Dan Holler

As the holiday shopping season approaches, consumer may find an unlikely adversary: the retail industry. According to reports, “big retailers like Walmart and Apple ramp up their holiday ads early this season” and “Representatives from leading retail associations name online sales tax legislation as a chief concern for their members right now.”

That’s right, the retail industry is targeting online Christmas shopping.

What proponents misleadingly call the “Marketplace Fairness Act” would significantly increase the cost of buying goods on the Internet. The bill would force online businesses to collect and remit sales tax based on each customer’s location. Put another way, it would turn small, online businesses into tax collectors for states in which they have no real connection. Sen. Max Baucus (D-MT) called it a “clear infringement on states’ rights that we cannot stand for.”

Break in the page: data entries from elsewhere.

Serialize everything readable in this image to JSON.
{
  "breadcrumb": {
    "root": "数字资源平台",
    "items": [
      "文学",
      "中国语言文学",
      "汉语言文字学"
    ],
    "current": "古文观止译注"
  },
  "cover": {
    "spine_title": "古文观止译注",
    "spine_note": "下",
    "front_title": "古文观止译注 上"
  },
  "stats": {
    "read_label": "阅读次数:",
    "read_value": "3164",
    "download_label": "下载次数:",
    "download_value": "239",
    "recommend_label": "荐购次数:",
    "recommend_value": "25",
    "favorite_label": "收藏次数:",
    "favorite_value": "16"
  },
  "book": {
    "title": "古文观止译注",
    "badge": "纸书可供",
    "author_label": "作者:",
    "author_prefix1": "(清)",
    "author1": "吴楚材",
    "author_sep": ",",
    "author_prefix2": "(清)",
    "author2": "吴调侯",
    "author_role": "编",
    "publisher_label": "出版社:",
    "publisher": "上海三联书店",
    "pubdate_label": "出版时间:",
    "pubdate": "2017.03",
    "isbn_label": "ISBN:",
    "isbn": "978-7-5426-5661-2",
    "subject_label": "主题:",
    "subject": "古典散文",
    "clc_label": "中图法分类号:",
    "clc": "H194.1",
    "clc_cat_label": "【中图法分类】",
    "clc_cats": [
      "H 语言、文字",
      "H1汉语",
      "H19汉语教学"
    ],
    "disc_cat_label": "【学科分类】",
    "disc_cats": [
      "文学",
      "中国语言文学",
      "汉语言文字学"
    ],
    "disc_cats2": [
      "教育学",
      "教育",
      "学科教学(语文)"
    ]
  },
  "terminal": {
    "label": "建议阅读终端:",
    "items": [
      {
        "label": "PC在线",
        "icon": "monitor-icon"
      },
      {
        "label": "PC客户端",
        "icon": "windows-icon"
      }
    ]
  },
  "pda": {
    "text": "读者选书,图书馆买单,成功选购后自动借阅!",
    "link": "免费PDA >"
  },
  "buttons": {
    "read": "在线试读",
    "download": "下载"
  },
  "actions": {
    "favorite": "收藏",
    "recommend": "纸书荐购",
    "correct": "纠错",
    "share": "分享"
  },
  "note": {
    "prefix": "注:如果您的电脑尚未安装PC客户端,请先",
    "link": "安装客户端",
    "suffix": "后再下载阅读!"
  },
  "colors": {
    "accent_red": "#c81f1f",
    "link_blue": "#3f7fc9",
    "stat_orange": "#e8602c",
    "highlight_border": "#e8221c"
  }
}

Even more alarming is the possibility that California tax bureaucrats could audit a Wyoming-based Internet business if they believed the business was not remitting the proper amount back to California. To protect themselves from overzealous tax bureaucrats in revenue-starved states, Internet-based businesses would likely hire expensive lawyers and accountants to deal with burdensome paperwork and complex tax laws. America has nearly 10,000 taxing jurisdictions and even though bill would require some streamlining, those businesses would still face the threat of 47 out-of-state audits.

A new survey by accounting firm McGladrey found 98-percent of businesses “would pass along increased compliance costs to the consumer.” That is bad news for consumers, but it is exactly what many in the retail industry seek. The Retail Industry Leaders Association’s Jason Brewer told Politico, “Retailers big and small are rowing in the same direction to make this the last holiday season online-only retailers get special tax treatment over Main Street.”

Not exactly.

Dan Holler

Dan Holler is the Communications Director for Heritage Action for America. Previously, he held numerous positions at The Heritage Foundation, most recently he was the Senate Relations Deputy. A Maryland native, he is a graduate of Washington College.